#3 - Streaming
Video conferencing couldn’t have developed without bandwidth and internet infrastructure investment. Bandwidth capabilities in homes have shot up drastically as service providers switched to digital services a few years ago. Certainly, the internet is everywhere, that’s a given - but what has quietly taken place is a drastic overhaul and significant improvements to the technology of networks and the performance of the internet - giving us much greater capabilities to pave the way for a whole new kind of internet usage. And we haven’t even rolled out 5G yet...
And here we are. Schools running classrooms online, work conference calls with a dozen folks, town hall meetings that have tens of thousands of users dialed in without a problem. It was a dream even 10 years ago. Skype, which became a verb (“I’ll skype you”) never really made it and was eclipsed by other products simply because skype came to the game too early (2003) before the infrastructure could really handle it. Zoom didn’t hit the street until 2013 and somehow became the golden child.
Streaming, in general, has changed drastically. In 2011, Netflix announced they were going to drop DVD shipping and move to a fully streaming format. Immediately, the internet blew up - 800,000 subscribers defected from the platform and they had to temporarily backpedal on their decision. Their user base was so skeptical of the transition to streaming they revolted. Today, their DVD service subscriptions are just 2M of their 180+Million subscribers worldwide - Streaming online is the new normal and that has made a huge impact.
Certainly, businesses have been able to conduct operations because of these video conferencing and streaming capabilities but let’s not forget the importance of video conferencing on schools. Aside from the criticality of education and ensuring our students continue their studies, how in the world would anyone be able to work from home if their kids couldn’t be “in school” over in the living room on the iPad?

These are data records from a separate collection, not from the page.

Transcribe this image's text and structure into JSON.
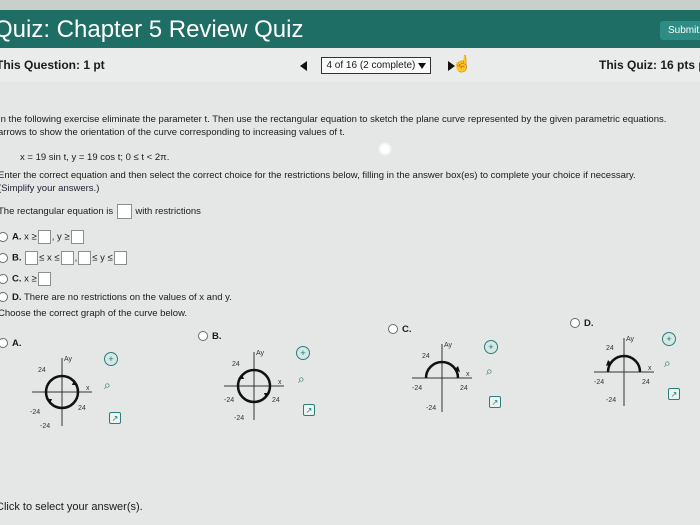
{
  "header": {
    "title": "Quiz: Chapter 5 Review Quiz",
    "submit_label": "Submit"
  },
  "infobar": {
    "this_question": "This Question: 1 pt",
    "progress": "4 of 16 (2 complete)",
    "this_quiz": "This Quiz: 16 pts po"
  },
  "question": {
    "instruction_line1": "In the following exercise eliminate the parameter t. Then use the rectangular equation to sketch the plane curve represented by the given parametric equations.",
    "instruction_line2": "arrows to show the orientation of the curve corresponding to increasing values of t.",
    "equations": "x = 19 sin t, y = 19 cos t; 0 ≤ t < 2π.",
    "enter_line": "Enter the correct equation and then select the correct choice for the restrictions below, filling in the answer box(es) to complete your choice if necessary.",
    "simplify": "(Simplify your answers.)",
    "rect_eq_prefix": "The rectangular equation is",
    "rect_eq_suffix": "with restrictions"
  },
  "choices": {
    "a_label": "A.",
    "a_x": "x ≥",
    "a_y": ", y ≥",
    "b_label": "B.",
    "b_le_x_le": "≤ x ≤",
    "b_le_y_le": "≤ y ≤",
    "c_label": "C.",
    "c_x": "x ≥",
    "d_label": "D.",
    "d_text": "There are no restrictions on the values of x and y."
  },
  "graph_prompt": "Choose the correct graph of the curve below.",
  "graphs": {
    "a": {
      "label": "A.",
      "tick": "24",
      "neg_tick": "-24",
      "x_axis": "x",
      "y_axis": "Ay"
    },
    "b": {
      "label": "B.",
      "tick": "24",
      "neg_tick": "-24",
      "x_axis": "x",
      "y_axis": "Ay"
    },
    "c": {
      "label": "C.",
      "tick": "24",
      "neg_tick": "-24",
      "x_axis": "x",
      "y_axis": "Ay"
    },
    "d": {
      "label": "D.",
      "tick": "24",
      "neg_tick": "-24",
      "x_axis": "x",
      "y_axis": "Ay"
    }
  },
  "footer": "Click to select your answer(s).",
  "colors": {
    "header": "#1f6e66",
    "accent": "#2d7e78"
  }
}
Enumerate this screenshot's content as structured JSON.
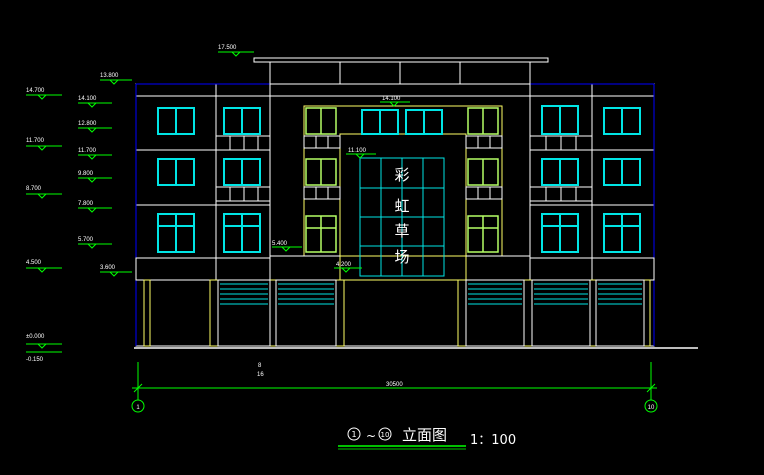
{
  "elevation_marks": {
    "left_outer": [
      "14.700",
      "11.700",
      "8.700",
      "4.500",
      "±0.000",
      "-0.150"
    ],
    "left_inner": [
      "13.800",
      "14.100",
      "12.800",
      "11.700",
      "9.800",
      "7.800",
      "5.700",
      "3.600"
    ],
    "top": [
      "17.500"
    ],
    "center": [
      "14.100",
      "11.100",
      "5.400",
      "4.200"
    ]
  },
  "dimensions": {
    "partial_top": "8",
    "partial_bottom": "16",
    "total": "30500"
  },
  "axis_labels": {
    "start": "1",
    "end": "10"
  },
  "signage": {
    "chars": [
      "彩",
      "虹",
      "草",
      "场"
    ]
  },
  "title": {
    "start": "1",
    "tilde": "~",
    "end": "10",
    "name": "立面图",
    "scale": "1：100"
  },
  "colors": {
    "background": "#000000",
    "outline": "#ffffff",
    "column": "#ffff66",
    "window": "#00e5e5",
    "dimension": "#00ff00",
    "border": "#0000ff",
    "ground": "#bdbdbd"
  }
}
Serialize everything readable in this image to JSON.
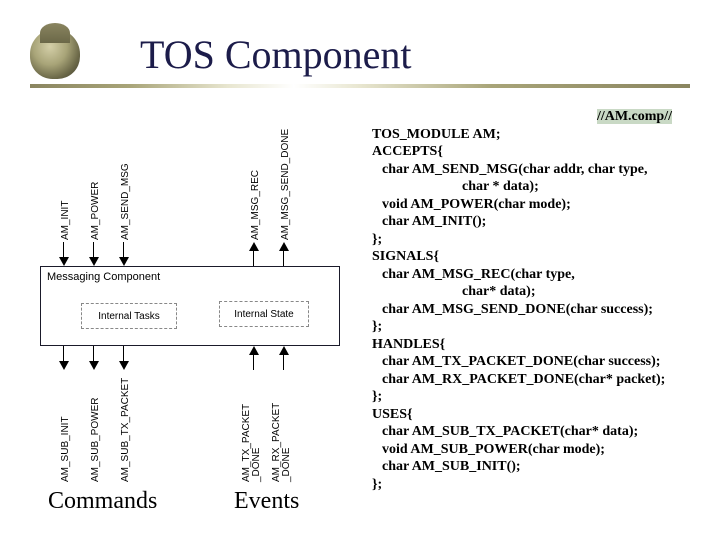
{
  "title": "TOS Component",
  "top_arrows": {
    "commands": [
      "AM_INIT",
      "AM_POWER",
      "AM_SEND_MSG"
    ],
    "events": [
      "AM_MSG_REC",
      "AM_MSG_SEND_DONE"
    ]
  },
  "component": {
    "title": "Messaging Component",
    "tasks": "Internal Tasks",
    "state": "Internal State"
  },
  "bottom_arrows": {
    "commands": [
      "AM_SUB_INIT",
      "AM_SUB_POWER",
      "AM_SUB_TX_PACKET"
    ],
    "events": [
      "AM_TX_PACKET\n_DONE",
      "AM_RX_PACKET\n_DONE"
    ]
  },
  "labels": {
    "commands": "Commands",
    "events": "Events"
  },
  "code": {
    "l0": "//AM.comp//",
    "l1": "TOS_MODULE AM;",
    "l2": "ACCEPTS{",
    "l3": "char AM_SEND_MSG(char addr, char type,",
    "l4": "char * data);",
    "l5": "void AM_POWER(char mode);",
    "l6": "char AM_INIT();",
    "l7": "};",
    "l8": "SIGNALS{",
    "l9": "char AM_MSG_REC(char type,",
    "l10": "char* data);",
    "l11": "char AM_MSG_SEND_DONE(char success);",
    "l12": "};",
    "l13": "HANDLES{",
    "l14": "char AM_TX_PACKET_DONE(char success);",
    "l15": "char AM_RX_PACKET_DONE(char* packet);",
    "l16": "};",
    "l17": "USES{",
    "l18": "char AM_SUB_TX_PACKET(char* data);",
    "l19": "void AM_SUB_POWER(char mode);",
    "l20": "char AM_SUB_INIT();",
    "l21": "};"
  }
}
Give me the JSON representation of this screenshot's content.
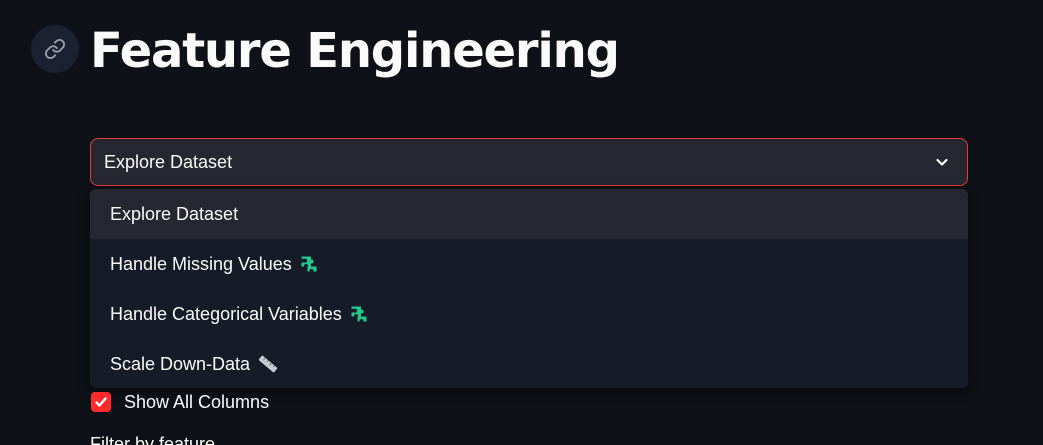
{
  "header": {
    "title": "Feature Engineering",
    "anchor_icon": "link-icon"
  },
  "select": {
    "current_value": "Explore Dataset",
    "border_color": "#e03c3c",
    "options": [
      {
        "label": "Explore Dataset",
        "icon": null
      },
      {
        "label": "Handle Missing Values",
        "icon": "puzzle-piece-icon",
        "icon_color": "#21c98a"
      },
      {
        "label": "Handle Categorical Variables",
        "icon": "puzzle-piece-icon",
        "icon_color": "#21c98a"
      },
      {
        "label": "Scale Down-Data",
        "icon": "ruler-icon"
      }
    ]
  },
  "checkbox": {
    "label": "Show All Columns",
    "checked": true,
    "color": "#ff2b2b"
  },
  "partial_text": "Filter by feature"
}
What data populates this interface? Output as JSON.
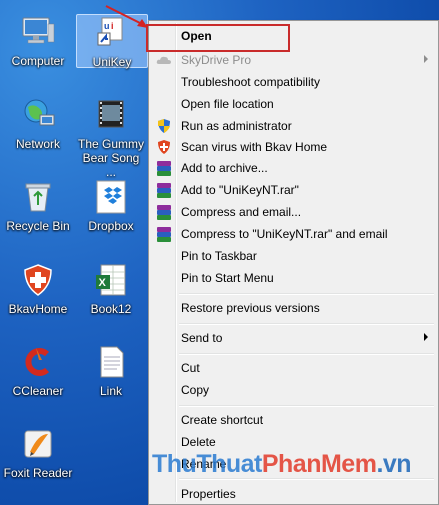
{
  "desktop": {
    "icons": [
      {
        "label": "Computer"
      },
      {
        "label": "UniKey"
      },
      {
        "label": "Network"
      },
      {
        "label_line1": "The Gummy",
        "label_line2": "Bear Song ..."
      },
      {
        "label": "Recycle Bin"
      },
      {
        "label": "Dropbox"
      },
      {
        "label": "BkavHome"
      },
      {
        "label": "Book12"
      },
      {
        "label": "CCleaner"
      },
      {
        "label": "Link"
      },
      {
        "label": "Foxit Reader"
      }
    ]
  },
  "context_menu": {
    "items": [
      {
        "label": "Open"
      },
      {
        "label": "SkyDrive Pro"
      },
      {
        "label": "Troubleshoot compatibility"
      },
      {
        "label": "Open file location"
      },
      {
        "label": "Run as administrator"
      },
      {
        "label": "Scan virus with Bkav Home"
      },
      {
        "label": "Add to archive..."
      },
      {
        "label": "Add to \"UniKeyNT.rar\""
      },
      {
        "label": "Compress and email..."
      },
      {
        "label": "Compress to \"UniKeyNT.rar\" and email"
      },
      {
        "label": "Pin to Taskbar"
      },
      {
        "label": "Pin to Start Menu"
      },
      {
        "label": "Restore previous versions"
      },
      {
        "label": "Send to"
      },
      {
        "label": "Cut"
      },
      {
        "label": "Copy"
      },
      {
        "label": "Create shortcut"
      },
      {
        "label": "Delete"
      },
      {
        "label": "Rename"
      },
      {
        "label": "Properties"
      }
    ]
  },
  "watermark": {
    "part1": "ThuThuat",
    "part2": "PhanMem",
    "part3": ".vn"
  },
  "colors": {
    "highlight": "#c92b2b",
    "desktop": "#1e63c2",
    "menu_bg": "#f0f0f0"
  }
}
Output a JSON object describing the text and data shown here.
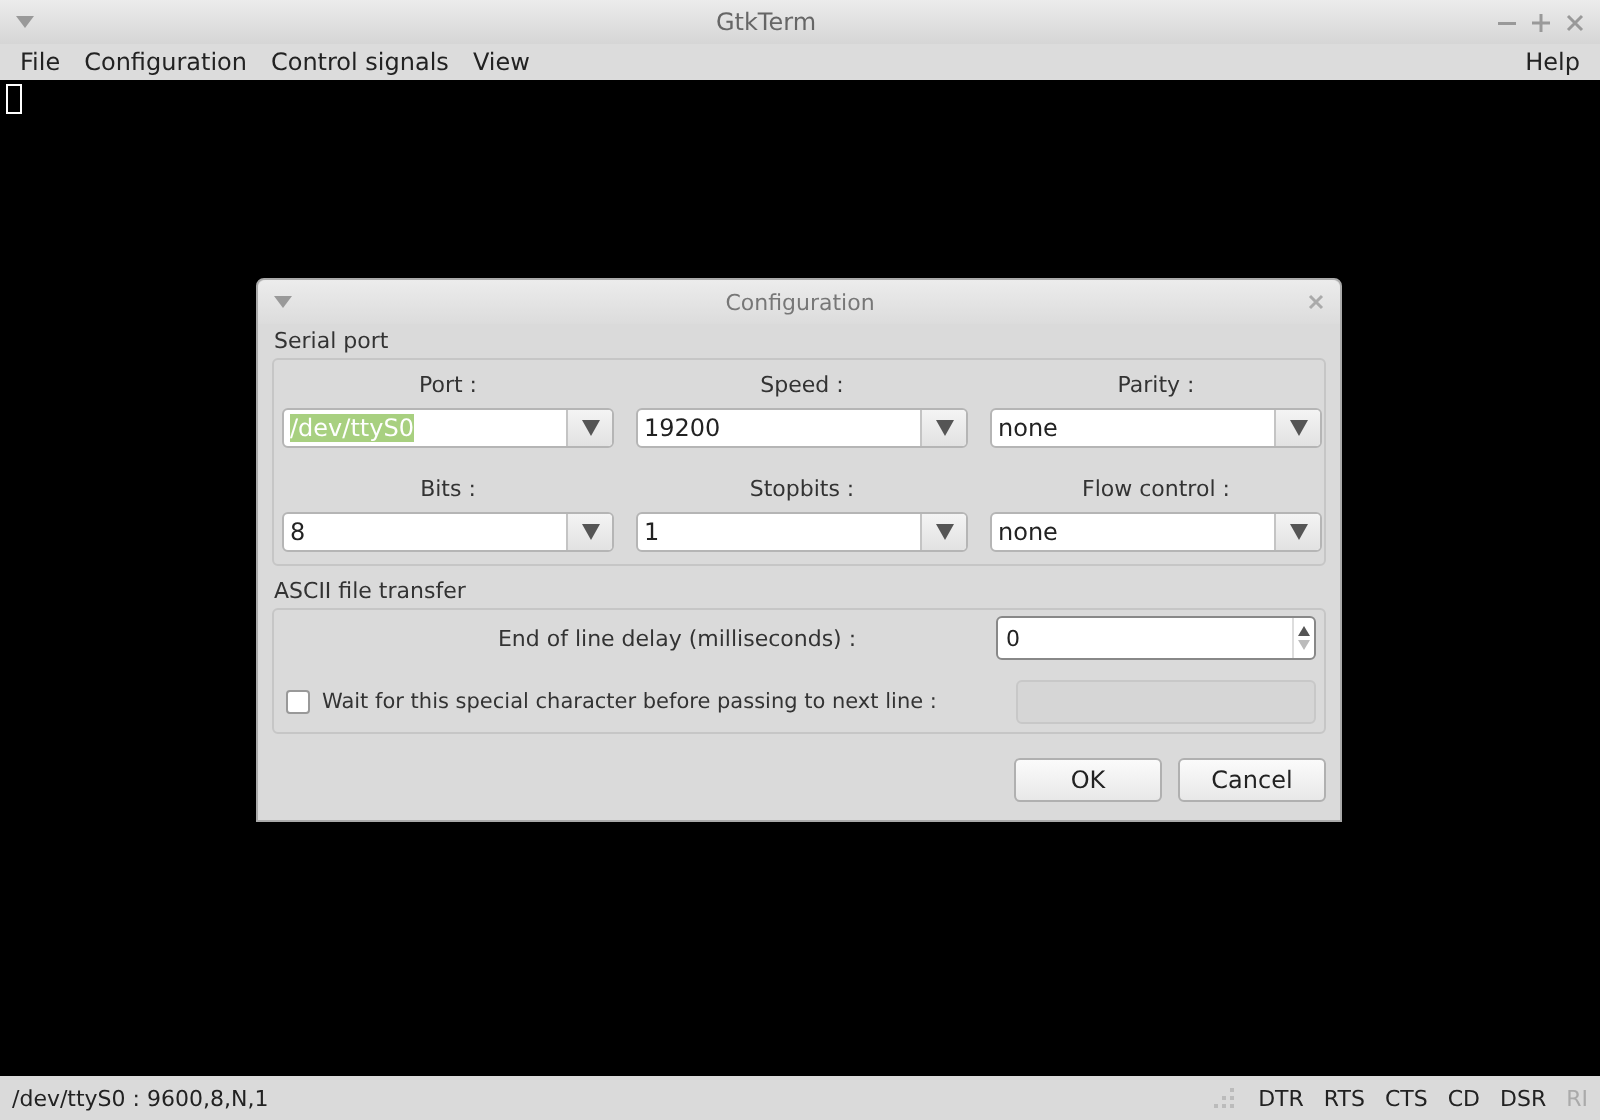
{
  "window": {
    "title": "GtkTerm"
  },
  "menu": {
    "left": [
      {
        "label": "File"
      },
      {
        "label": "Configuration"
      },
      {
        "label": "Control signals"
      },
      {
        "label": "View"
      }
    ],
    "right": [
      {
        "label": "Help"
      }
    ]
  },
  "dialog": {
    "title": "Configuration",
    "serial_port": {
      "title": "Serial port",
      "fields": [
        {
          "label": "Port :",
          "value": "/dev/ttyS0",
          "highlighted": true
        },
        {
          "label": "Speed :",
          "value": "19200",
          "highlighted": false
        },
        {
          "label": "Parity :",
          "value": "none",
          "highlighted": false
        },
        {
          "label": "Bits :",
          "value": "8",
          "highlighted": false
        },
        {
          "label": "Stopbits :",
          "value": "1",
          "highlighted": false
        },
        {
          "label": "Flow control :",
          "value": "none",
          "highlighted": false
        }
      ]
    },
    "ascii_transfer": {
      "title": "ASCII file transfer",
      "delay_label": "End of line delay (milliseconds) :",
      "delay_value": "0",
      "wait_label": "Wait for this special character before passing to next line :",
      "wait_checked": false,
      "special_character_disabled": true
    },
    "buttons": [
      {
        "label": "OK"
      },
      {
        "label": "Cancel"
      }
    ]
  },
  "status_bar": {
    "text": "/dev/ttyS0 : 9600,8,N,1",
    "signals": [
      {
        "label": "DTR",
        "on": true
      },
      {
        "label": "RTS",
        "on": true
      },
      {
        "label": "CTS",
        "on": true
      },
      {
        "label": "CD",
        "on": true
      },
      {
        "label": "DSR",
        "on": true
      },
      {
        "label": "RI",
        "on": false
      }
    ]
  }
}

The Cloud, Mobility, and Streaming Technologies are 3 key baselines to consider in your business and your software development efforts not only for business continuity reasons in a pandemic but for the future of your business. From a software development perspective, anything built today should take this into consideration.